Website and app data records
○ ○ ○ ○ ○
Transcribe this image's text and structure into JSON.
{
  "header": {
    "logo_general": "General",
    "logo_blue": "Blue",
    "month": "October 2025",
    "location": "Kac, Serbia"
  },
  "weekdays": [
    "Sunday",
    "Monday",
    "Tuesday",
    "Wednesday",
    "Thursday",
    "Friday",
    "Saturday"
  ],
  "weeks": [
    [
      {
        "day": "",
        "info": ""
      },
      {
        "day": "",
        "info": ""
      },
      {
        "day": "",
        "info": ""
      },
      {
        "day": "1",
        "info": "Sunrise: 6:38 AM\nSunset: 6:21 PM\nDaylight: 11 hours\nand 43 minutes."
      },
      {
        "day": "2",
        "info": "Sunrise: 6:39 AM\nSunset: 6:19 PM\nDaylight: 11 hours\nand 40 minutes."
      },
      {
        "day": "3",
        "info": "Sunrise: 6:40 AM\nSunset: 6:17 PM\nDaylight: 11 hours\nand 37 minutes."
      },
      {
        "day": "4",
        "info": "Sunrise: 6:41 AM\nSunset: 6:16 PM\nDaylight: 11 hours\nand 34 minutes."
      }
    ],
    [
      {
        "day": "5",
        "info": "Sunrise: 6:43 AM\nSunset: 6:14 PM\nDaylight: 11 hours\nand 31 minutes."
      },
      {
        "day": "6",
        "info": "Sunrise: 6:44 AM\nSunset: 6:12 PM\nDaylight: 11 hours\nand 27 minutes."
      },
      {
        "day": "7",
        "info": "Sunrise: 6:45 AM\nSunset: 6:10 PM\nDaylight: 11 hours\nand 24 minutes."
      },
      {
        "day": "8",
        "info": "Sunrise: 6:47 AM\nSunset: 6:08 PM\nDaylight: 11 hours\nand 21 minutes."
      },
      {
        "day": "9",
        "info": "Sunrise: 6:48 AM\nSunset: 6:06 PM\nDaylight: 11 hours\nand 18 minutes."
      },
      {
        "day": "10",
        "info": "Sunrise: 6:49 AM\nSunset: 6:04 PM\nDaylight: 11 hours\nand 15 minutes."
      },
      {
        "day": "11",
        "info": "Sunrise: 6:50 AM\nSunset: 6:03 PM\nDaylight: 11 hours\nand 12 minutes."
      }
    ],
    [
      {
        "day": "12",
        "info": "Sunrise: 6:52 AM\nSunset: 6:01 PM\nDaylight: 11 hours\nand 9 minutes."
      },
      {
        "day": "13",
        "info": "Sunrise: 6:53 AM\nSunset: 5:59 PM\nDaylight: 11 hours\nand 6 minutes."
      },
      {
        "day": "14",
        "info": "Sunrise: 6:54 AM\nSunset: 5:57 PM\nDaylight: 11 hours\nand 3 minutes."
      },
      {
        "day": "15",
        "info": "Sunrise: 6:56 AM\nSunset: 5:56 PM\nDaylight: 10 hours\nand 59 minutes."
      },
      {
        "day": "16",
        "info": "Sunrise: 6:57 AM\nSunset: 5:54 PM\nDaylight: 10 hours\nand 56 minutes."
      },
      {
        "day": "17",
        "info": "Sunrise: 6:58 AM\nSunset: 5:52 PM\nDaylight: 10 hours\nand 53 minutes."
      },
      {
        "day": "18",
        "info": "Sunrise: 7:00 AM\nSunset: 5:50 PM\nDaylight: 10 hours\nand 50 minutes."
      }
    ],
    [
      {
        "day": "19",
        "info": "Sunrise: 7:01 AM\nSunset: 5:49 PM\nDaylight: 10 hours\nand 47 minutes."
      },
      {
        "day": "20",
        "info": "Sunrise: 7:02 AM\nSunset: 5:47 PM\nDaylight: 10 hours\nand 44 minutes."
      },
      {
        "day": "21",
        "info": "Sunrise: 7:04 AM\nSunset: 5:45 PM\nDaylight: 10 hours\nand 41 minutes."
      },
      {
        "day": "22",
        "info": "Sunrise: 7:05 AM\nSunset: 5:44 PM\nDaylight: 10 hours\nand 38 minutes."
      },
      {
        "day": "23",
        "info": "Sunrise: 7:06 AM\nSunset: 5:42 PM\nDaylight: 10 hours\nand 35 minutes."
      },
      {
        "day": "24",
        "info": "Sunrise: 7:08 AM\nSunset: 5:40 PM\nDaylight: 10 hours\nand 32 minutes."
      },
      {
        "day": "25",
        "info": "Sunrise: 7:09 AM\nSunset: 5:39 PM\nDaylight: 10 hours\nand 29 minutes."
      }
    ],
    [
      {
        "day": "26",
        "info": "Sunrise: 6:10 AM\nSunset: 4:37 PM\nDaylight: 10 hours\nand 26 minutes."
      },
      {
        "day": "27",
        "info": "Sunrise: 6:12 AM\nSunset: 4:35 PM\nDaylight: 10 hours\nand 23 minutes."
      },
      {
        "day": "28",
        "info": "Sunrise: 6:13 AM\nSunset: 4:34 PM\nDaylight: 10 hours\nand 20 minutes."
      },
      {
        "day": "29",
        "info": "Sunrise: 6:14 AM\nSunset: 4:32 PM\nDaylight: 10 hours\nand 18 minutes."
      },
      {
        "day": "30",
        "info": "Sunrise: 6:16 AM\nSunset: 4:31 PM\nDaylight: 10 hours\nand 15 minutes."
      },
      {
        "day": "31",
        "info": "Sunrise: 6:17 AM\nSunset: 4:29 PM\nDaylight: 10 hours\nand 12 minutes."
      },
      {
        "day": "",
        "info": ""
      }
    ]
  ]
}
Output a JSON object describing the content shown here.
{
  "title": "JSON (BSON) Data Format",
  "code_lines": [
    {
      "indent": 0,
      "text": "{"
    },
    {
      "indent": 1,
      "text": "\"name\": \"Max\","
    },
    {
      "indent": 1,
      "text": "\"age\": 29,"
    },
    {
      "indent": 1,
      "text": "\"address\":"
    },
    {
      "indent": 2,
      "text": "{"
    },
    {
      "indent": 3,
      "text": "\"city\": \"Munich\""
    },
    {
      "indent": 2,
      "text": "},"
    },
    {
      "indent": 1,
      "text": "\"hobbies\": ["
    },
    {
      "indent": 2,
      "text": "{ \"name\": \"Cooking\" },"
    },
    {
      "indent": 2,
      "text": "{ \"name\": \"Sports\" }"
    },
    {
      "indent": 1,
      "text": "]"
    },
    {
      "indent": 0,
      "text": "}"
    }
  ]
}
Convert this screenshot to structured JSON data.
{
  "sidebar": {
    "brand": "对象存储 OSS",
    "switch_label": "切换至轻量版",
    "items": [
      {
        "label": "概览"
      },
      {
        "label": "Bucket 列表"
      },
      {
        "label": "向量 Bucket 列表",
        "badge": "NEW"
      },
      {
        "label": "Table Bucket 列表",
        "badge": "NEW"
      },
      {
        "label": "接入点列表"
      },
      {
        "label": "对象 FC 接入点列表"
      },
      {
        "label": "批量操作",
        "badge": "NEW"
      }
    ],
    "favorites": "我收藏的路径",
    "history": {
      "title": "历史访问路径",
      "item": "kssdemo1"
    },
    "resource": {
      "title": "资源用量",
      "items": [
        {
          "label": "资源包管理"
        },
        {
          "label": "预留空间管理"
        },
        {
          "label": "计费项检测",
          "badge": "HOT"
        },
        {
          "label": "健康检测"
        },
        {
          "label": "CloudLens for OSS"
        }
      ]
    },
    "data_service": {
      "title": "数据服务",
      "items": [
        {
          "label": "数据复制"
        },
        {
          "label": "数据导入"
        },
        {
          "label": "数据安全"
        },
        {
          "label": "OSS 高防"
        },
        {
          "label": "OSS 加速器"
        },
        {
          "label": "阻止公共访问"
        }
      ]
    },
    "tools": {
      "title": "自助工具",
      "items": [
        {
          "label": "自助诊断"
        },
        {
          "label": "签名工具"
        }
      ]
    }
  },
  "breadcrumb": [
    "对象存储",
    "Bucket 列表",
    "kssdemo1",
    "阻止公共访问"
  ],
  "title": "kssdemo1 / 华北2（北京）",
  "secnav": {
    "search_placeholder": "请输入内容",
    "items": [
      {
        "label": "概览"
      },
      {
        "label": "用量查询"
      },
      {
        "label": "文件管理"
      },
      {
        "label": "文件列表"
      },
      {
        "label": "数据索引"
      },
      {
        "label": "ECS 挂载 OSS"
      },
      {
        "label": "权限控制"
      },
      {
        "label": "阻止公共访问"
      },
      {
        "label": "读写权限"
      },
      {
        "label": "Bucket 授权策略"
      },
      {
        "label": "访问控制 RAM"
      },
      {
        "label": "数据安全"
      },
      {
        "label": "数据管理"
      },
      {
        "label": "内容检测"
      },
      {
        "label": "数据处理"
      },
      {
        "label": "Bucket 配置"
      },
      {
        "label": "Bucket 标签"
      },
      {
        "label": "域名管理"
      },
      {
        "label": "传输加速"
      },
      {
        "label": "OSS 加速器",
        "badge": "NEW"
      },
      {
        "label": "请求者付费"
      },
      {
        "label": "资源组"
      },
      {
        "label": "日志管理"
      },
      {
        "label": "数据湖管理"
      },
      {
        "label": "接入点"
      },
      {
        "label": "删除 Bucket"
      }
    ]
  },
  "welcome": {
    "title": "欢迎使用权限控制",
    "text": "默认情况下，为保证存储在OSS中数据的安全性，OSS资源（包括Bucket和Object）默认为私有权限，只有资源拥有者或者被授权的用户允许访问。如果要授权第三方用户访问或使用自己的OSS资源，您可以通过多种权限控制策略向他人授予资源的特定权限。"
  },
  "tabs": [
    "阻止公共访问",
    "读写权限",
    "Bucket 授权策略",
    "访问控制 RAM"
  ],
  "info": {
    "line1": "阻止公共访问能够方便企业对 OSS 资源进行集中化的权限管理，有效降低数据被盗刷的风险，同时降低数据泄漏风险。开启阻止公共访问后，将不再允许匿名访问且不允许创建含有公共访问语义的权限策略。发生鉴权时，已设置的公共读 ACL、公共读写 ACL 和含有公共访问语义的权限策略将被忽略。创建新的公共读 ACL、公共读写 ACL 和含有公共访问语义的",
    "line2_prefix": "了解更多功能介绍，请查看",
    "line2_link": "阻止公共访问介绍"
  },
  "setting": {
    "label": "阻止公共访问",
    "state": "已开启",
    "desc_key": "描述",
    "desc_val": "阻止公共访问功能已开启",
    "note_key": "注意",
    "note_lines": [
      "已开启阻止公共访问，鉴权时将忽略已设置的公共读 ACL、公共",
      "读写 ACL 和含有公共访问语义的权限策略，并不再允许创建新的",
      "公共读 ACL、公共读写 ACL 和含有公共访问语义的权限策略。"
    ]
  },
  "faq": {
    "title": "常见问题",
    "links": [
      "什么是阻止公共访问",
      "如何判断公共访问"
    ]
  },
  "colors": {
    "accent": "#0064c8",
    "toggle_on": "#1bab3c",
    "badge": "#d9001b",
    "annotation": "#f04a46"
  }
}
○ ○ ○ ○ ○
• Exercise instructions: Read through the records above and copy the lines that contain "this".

• Answer space:
Transcribe this image's text and structure into JSON.
Convert this screenshot to structured JSON data.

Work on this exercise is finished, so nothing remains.